Copy every entry exactly as it stands, though any image it holds should stay out of the copy.

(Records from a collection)
-- Opening Marker --
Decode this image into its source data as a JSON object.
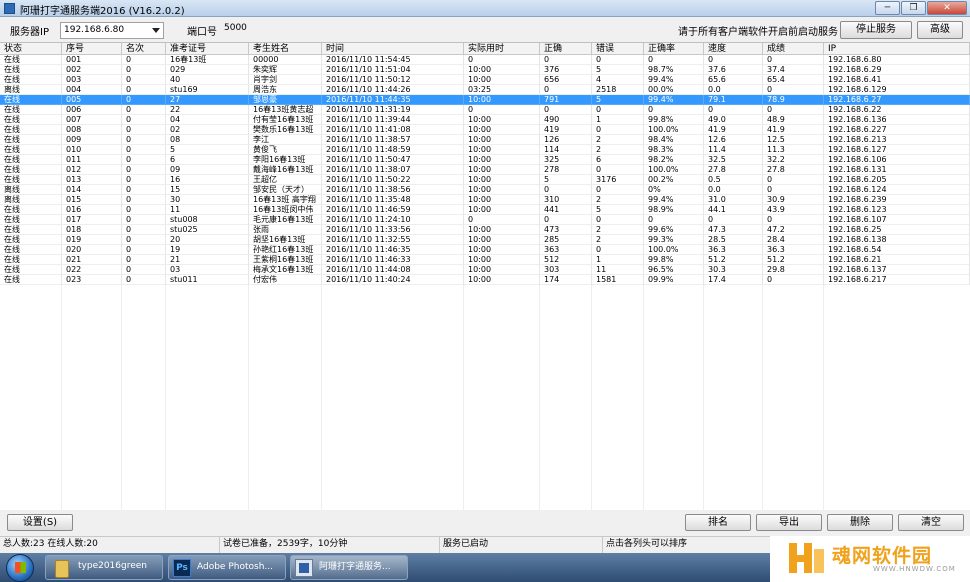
{
  "window": {
    "title": "阿珊打字通服务端2016 (V16.2.0.2)",
    "minimize": "─",
    "restore": "❐",
    "close": "✕"
  },
  "toolbar": {
    "server_ip_label": "服务器IP",
    "server_ip_value": "192.168.6.80",
    "port_label": "端口号",
    "port_value": "5000",
    "hint": "请于所有客户端软件开启前启动服务",
    "stop_button": "停止服务",
    "advanced_button": "高级"
  },
  "table": {
    "columns": [
      "状态",
      "序号",
      "名次",
      "准考证号",
      "考生姓名",
      "时间",
      "实际用时",
      "正确",
      "错误",
      "正确率",
      "速度",
      "成绩",
      "IP"
    ],
    "selected_row": 4,
    "rows": [
      [
        "在线",
        "001",
        "0",
        "16春13班",
        "00000",
        "2016/11/10 11:54:45",
        "0",
        "0",
        "0",
        "0",
        "0",
        "0",
        "192.168.6.80"
      ],
      [
        "在线",
        "002",
        "0",
        "029",
        "朱奕辉",
        "2016/11/10 11:51:04",
        "10:00",
        "376",
        "5",
        "98.7%",
        "37.6",
        "37.4",
        "192.168.6.29"
      ],
      [
        "在线",
        "003",
        "0",
        "40",
        "肖宇剑",
        "2016/11/10 11:50:12",
        "10:00",
        "656",
        "4",
        "99.4%",
        "65.6",
        "65.4",
        "192.168.6.41"
      ],
      [
        "离线",
        "004",
        "0",
        "stu169",
        "周浩东",
        "2016/11/10 11:44:26",
        "03:25",
        "0",
        "2518",
        "00.0%",
        "0.0",
        "0",
        "192.168.6.129"
      ],
      [
        "在线",
        "005",
        "0",
        "27",
        "邹恩豪",
        "2016/11/10 11:44:35",
        "10:00",
        "791",
        "5",
        "99.4%",
        "79.1",
        "78.9",
        "192.168.6.27"
      ],
      [
        "在线",
        "006",
        "0",
        "22",
        "16春13班黄志超",
        "2016/11/10 11:31:19",
        "0",
        "0",
        "0",
        "0",
        "0",
        "0",
        "192.168.6.22"
      ],
      [
        "在线",
        "007",
        "0",
        "04",
        "付有莹16春13班",
        "2016/11/10 11:39:44",
        "10:00",
        "490",
        "1",
        "99.8%",
        "49.0",
        "48.9",
        "192.168.6.136"
      ],
      [
        "在线",
        "008",
        "0",
        "02",
        "樊数乐16春13班",
        "2016/11/10 11:41:08",
        "10:00",
        "419",
        "0",
        "100.0%",
        "41.9",
        "41.9",
        "192.168.6.227"
      ],
      [
        "在线",
        "009",
        "0",
        "08",
        "李江",
        "2016/11/10 11:38:57",
        "10:00",
        "126",
        "2",
        "98.4%",
        "12.6",
        "12.5",
        "192.168.6.213"
      ],
      [
        "在线",
        "010",
        "0",
        "5",
        "黄俊飞",
        "2016/11/10 11:48:59",
        "10:00",
        "114",
        "2",
        "98.3%",
        "11.4",
        "11.3",
        "192.168.6.127"
      ],
      [
        "在线",
        "011",
        "0",
        "6",
        "李阳16春13班",
        "2016/11/10 11:50:47",
        "10:00",
        "325",
        "6",
        "98.2%",
        "32.5",
        "32.2",
        "192.168.6.106"
      ],
      [
        "在线",
        "012",
        "0",
        "09",
        "戴海峰16春13班",
        "2016/11/10 11:38:07",
        "10:00",
        "278",
        "0",
        "100.0%",
        "27.8",
        "27.8",
        "192.168.6.131"
      ],
      [
        "在线",
        "013",
        "0",
        "16",
        "王超亿",
        "2016/11/10 11:50:22",
        "10:00",
        "5",
        "3176",
        "00.2%",
        "0.5",
        "0",
        "192.168.6.205"
      ],
      [
        "离线",
        "014",
        "0",
        "15",
        "邹安民（天才）",
        "2016/11/10 11:38:56",
        "10:00",
        "0",
        "0",
        "0%",
        "0.0",
        "0",
        "192.168.6.124"
      ],
      [
        "离线",
        "015",
        "0",
        "30",
        "16春13班 高宇翔",
        "2016/11/10 11:35:48",
        "10:00",
        "310",
        "2",
        "99.4%",
        "31.0",
        "30.9",
        "192.168.6.239"
      ],
      [
        "在线",
        "016",
        "0",
        "11",
        "16春13班闵中伟",
        "2016/11/10 11:46:59",
        "10:00",
        "441",
        "5",
        "98.9%",
        "44.1",
        "43.9",
        "192.168.6.123"
      ],
      [
        "在线",
        "017",
        "0",
        "stu008",
        "毛元康16春13班",
        "2016/11/10 11:24:10",
        "0",
        "0",
        "0",
        "0",
        "0",
        "0",
        "192.168.6.107"
      ],
      [
        "在线",
        "018",
        "0",
        "stu025",
        "张雨",
        "2016/11/10 11:33:56",
        "10:00",
        "473",
        "2",
        "99.6%",
        "47.3",
        "47.2",
        "192.168.6.25"
      ],
      [
        "在线",
        "019",
        "0",
        "20",
        "胡坚16春13班",
        "2016/11/10 11:32:55",
        "10:00",
        "285",
        "2",
        "99.3%",
        "28.5",
        "28.4",
        "192.168.6.138"
      ],
      [
        "在线",
        "020",
        "0",
        "19",
        "孙艳红16春13班",
        "2016/11/10 11:46:35",
        "10:00",
        "363",
        "0",
        "100.0%",
        "36.3",
        "36.3",
        "192.168.6.54"
      ],
      [
        "在线",
        "021",
        "0",
        "21",
        "王紫桐16春13班",
        "2016/11/10 11:46:33",
        "10:00",
        "512",
        "1",
        "99.8%",
        "51.2",
        "51.2",
        "192.168.6.21"
      ],
      [
        "在线",
        "022",
        "0",
        "03",
        "梅承文16春13班",
        "2016/11/10 11:44:08",
        "10:00",
        "303",
        "11",
        "96.5%",
        "30.3",
        "29.8",
        "192.168.6.137"
      ],
      [
        "在线",
        "023",
        "0",
        "stu011",
        "付宏伟",
        "2016/11/10 11:40:24",
        "10:00",
        "174",
        "1581",
        "09.9%",
        "17.4",
        "0",
        "192.168.6.217"
      ]
    ]
  },
  "bottom": {
    "settings_button": "设置(S)",
    "rank_button": "排名",
    "export_button": "导出",
    "delete_button": "删除",
    "clear_button": "清空"
  },
  "status": {
    "counts": "总人数:23  在线人数:20",
    "exam": "试卷已准备，2539字，10分钟",
    "service": "服务已启动",
    "sort_hint": "点击各列头可以排序"
  },
  "taskbar": {
    "items": [
      "type2016green",
      "Adobe Photosh...",
      "阿珊打字通服务..."
    ]
  },
  "watermark": {
    "text": "魂网软件园",
    "url": "WWW.HNWDW.COM"
  }
}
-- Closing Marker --
Output for this task:
Decode this image into its source data as a JSON object.
{
  "window": {
    "title": "阿珊打字通服务端2016 (V16.2.0.2)",
    "minimize": "─",
    "restore": "❐",
    "close": "✕"
  },
  "toolbar": {
    "server_ip_label": "服务器IP",
    "server_ip_value": "192.168.6.80",
    "port_label": "端口号",
    "port_value": "5000",
    "hint": "请于所有客户端软件开启前启动服务",
    "stop_button": "停止服务",
    "advanced_button": "高级"
  },
  "table": {
    "columns": [
      "状态",
      "序号",
      "名次",
      "准考证号",
      "考生姓名",
      "时间",
      "实际用时",
      "正确",
      "错误",
      "正确率",
      "速度",
      "成绩",
      "IP"
    ],
    "selected_row": 4,
    "rows": [
      [
        "在线",
        "001",
        "0",
        "16春13班",
        "00000",
        "2016/11/10 11:54:45",
        "0",
        "0",
        "0",
        "0",
        "0",
        "0",
        "192.168.6.80"
      ],
      [
        "在线",
        "002",
        "0",
        "029",
        "朱奕辉",
        "2016/11/10 11:51:04",
        "10:00",
        "376",
        "5",
        "98.7%",
        "37.6",
        "37.4",
        "192.168.6.29"
      ],
      [
        "在线",
        "003",
        "0",
        "40",
        "肖宇剑",
        "2016/11/10 11:50:12",
        "10:00",
        "656",
        "4",
        "99.4%",
        "65.6",
        "65.4",
        "192.168.6.41"
      ],
      [
        "离线",
        "004",
        "0",
        "stu169",
        "周浩东",
        "2016/11/10 11:44:26",
        "03:25",
        "0",
        "2518",
        "00.0%",
        "0.0",
        "0",
        "192.168.6.129"
      ],
      [
        "在线",
        "005",
        "0",
        "27",
        "邹恩豪",
        "2016/11/10 11:44:35",
        "10:00",
        "791",
        "5",
        "99.4%",
        "79.1",
        "78.9",
        "192.168.6.27"
      ],
      [
        "在线",
        "006",
        "0",
        "22",
        "16春13班黄志超",
        "2016/11/10 11:31:19",
        "0",
        "0",
        "0",
        "0",
        "0",
        "0",
        "192.168.6.22"
      ],
      [
        "在线",
        "007",
        "0",
        "04",
        "付有莹16春13班",
        "2016/11/10 11:39:44",
        "10:00",
        "490",
        "1",
        "99.8%",
        "49.0",
        "48.9",
        "192.168.6.136"
      ],
      [
        "在线",
        "008",
        "0",
        "02",
        "樊数乐16春13班",
        "2016/11/10 11:41:08",
        "10:00",
        "419",
        "0",
        "100.0%",
        "41.9",
        "41.9",
        "192.168.6.227"
      ],
      [
        "在线",
        "009",
        "0",
        "08",
        "李江",
        "2016/11/10 11:38:57",
        "10:00",
        "126",
        "2",
        "98.4%",
        "12.6",
        "12.5",
        "192.168.6.213"
      ],
      [
        "在线",
        "010",
        "0",
        "5",
        "黄俊飞",
        "2016/11/10 11:48:59",
        "10:00",
        "114",
        "2",
        "98.3%",
        "11.4",
        "11.3",
        "192.168.6.127"
      ],
      [
        "在线",
        "011",
        "0",
        "6",
        "李阳16春13班",
        "2016/11/10 11:50:47",
        "10:00",
        "325",
        "6",
        "98.2%",
        "32.5",
        "32.2",
        "192.168.6.106"
      ],
      [
        "在线",
        "012",
        "0",
        "09",
        "戴海峰16春13班",
        "2016/11/10 11:38:07",
        "10:00",
        "278",
        "0",
        "100.0%",
        "27.8",
        "27.8",
        "192.168.6.131"
      ],
      [
        "在线",
        "013",
        "0",
        "16",
        "王超亿",
        "2016/11/10 11:50:22",
        "10:00",
        "5",
        "3176",
        "00.2%",
        "0.5",
        "0",
        "192.168.6.205"
      ],
      [
        "离线",
        "014",
        "0",
        "15",
        "邹安民（天才）",
        "2016/11/10 11:38:56",
        "10:00",
        "0",
        "0",
        "0%",
        "0.0",
        "0",
        "192.168.6.124"
      ],
      [
        "离线",
        "015",
        "0",
        "30",
        "16春13班 高宇翔",
        "2016/11/10 11:35:48",
        "10:00",
        "310",
        "2",
        "99.4%",
        "31.0",
        "30.9",
        "192.168.6.239"
      ],
      [
        "在线",
        "016",
        "0",
        "11",
        "16春13班闵中伟",
        "2016/11/10 11:46:59",
        "10:00",
        "441",
        "5",
        "98.9%",
        "44.1",
        "43.9",
        "192.168.6.123"
      ],
      [
        "在线",
        "017",
        "0",
        "stu008",
        "毛元康16春13班",
        "2016/11/10 11:24:10",
        "0",
        "0",
        "0",
        "0",
        "0",
        "0",
        "192.168.6.107"
      ],
      [
        "在线",
        "018",
        "0",
        "stu025",
        "张雨",
        "2016/11/10 11:33:56",
        "10:00",
        "473",
        "2",
        "99.6%",
        "47.3",
        "47.2",
        "192.168.6.25"
      ],
      [
        "在线",
        "019",
        "0",
        "20",
        "胡坚16春13班",
        "2016/11/10 11:32:55",
        "10:00",
        "285",
        "2",
        "99.3%",
        "28.5",
        "28.4",
        "192.168.6.138"
      ],
      [
        "在线",
        "020",
        "0",
        "19",
        "孙艳红16春13班",
        "2016/11/10 11:46:35",
        "10:00",
        "363",
        "0",
        "100.0%",
        "36.3",
        "36.3",
        "192.168.6.54"
      ],
      [
        "在线",
        "021",
        "0",
        "21",
        "王紫桐16春13班",
        "2016/11/10 11:46:33",
        "10:00",
        "512",
        "1",
        "99.8%",
        "51.2",
        "51.2",
        "192.168.6.21"
      ],
      [
        "在线",
        "022",
        "0",
        "03",
        "梅承文16春13班",
        "2016/11/10 11:44:08",
        "10:00",
        "303",
        "11",
        "96.5%",
        "30.3",
        "29.8",
        "192.168.6.137"
      ],
      [
        "在线",
        "023",
        "0",
        "stu011",
        "付宏伟",
        "2016/11/10 11:40:24",
        "10:00",
        "174",
        "1581",
        "09.9%",
        "17.4",
        "0",
        "192.168.6.217"
      ]
    ]
  },
  "bottom": {
    "settings_button": "设置(S)",
    "rank_button": "排名",
    "export_button": "导出",
    "delete_button": "删除",
    "clear_button": "清空"
  },
  "status": {
    "counts": "总人数:23  在线人数:20",
    "exam": "试卷已准备，2539字，10分钟",
    "service": "服务已启动",
    "sort_hint": "点击各列头可以排序"
  },
  "taskbar": {
    "items": [
      "type2016green",
      "Adobe Photosh...",
      "阿珊打字通服务..."
    ]
  },
  "watermark": {
    "text": "魂网软件园",
    "url": "WWW.HNWDW.COM"
  }
}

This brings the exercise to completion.